Your Father Who Sees in Private

When I was a college professor one of my regular classes was research methods. In that course we spent considerable time on survey design and consideration of what methods worked best for highly sensitive topics. One might wonder what topics fall within the category of highly sensitive. If you guessed money, you guessed correctly. People would rather tell you about a host of personal beliefs and practices than disclose how much money they earn and how much they are worth. You have likely seen the outcome of this where surveyed income is reported in broad income categories. In another course on inequality we would consider the social conditions that led wealthy people to conspicuously consume their wealth and the non-wealthy to engage in practices where they tried to pass as a member of the leisure class. My students were going to have to swim in our collective cultural pool, but I wanted them to do so as somewhat informed participants. A few, perhaps, were able to find their way in life less stressed by norms of material accumulation.

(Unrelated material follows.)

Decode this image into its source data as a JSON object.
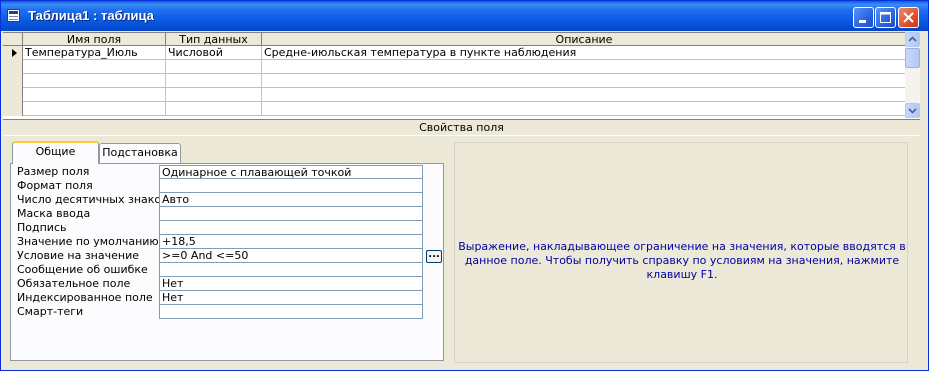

You have likely heard many times that Jesus had much to say about money. In Matthew 6, Jesus tells us to give alms, to pray, and to fast without making a show of it all. These three acts of piety - of ways of honoring God and coming closer to God - are of one body of a lived faith. Giving alms, for example, is a faithful response to prayer and prayers answered. Fasting supports alms giving by redirecting resources from personal use to the needs of others and prayer supports fasting. We should, of course, pray about our giving. Note that Jesus does not say, “if you decide to do these” but he assumes that all will and that there is a right and wrong way for doing so. In all three acts, we are to do so in private, and God will see because God knows all. Jesus understood that people used their wealth conspicuously to gain the admiration of others. He understood that money could take the heart captive and that it could come to be ones master. So he said this like, “No one can serve two masters; for a slave will either hate the one and love the other, or be devoted to the one and despise the other. You cannot serve God and wealth.” And, “Therefore I tell you, do not worry about your life, what you will eat or what you will drink, or about your body, what you will wear. ... But strive first for the kingdom of God and his righteousness, and all these things will be given to you as well.”

Christians, including church leaders, are probably not so different from others. They also do not like to talk about money, certainly not their own. I doubt many would volunteer to report their income to their church, though some do, and I doubt many would want their priest or pastor to look at the financials and see how much they give to the church. Be assured that that does not happen at Good Shepherd. Later this month you will receive your 2018 pledge card. What I ask is that all of us take Jesus at his word and pray about our giving. I ask that you consider where you might fast in order to increase your gift. What you decide to give to the church is what you and God have come to in prayer. That is a sacred vow that you will make with God in private, trusting that God will help you fulfill that vow.

Grace and peace be yours,

Fr Bill+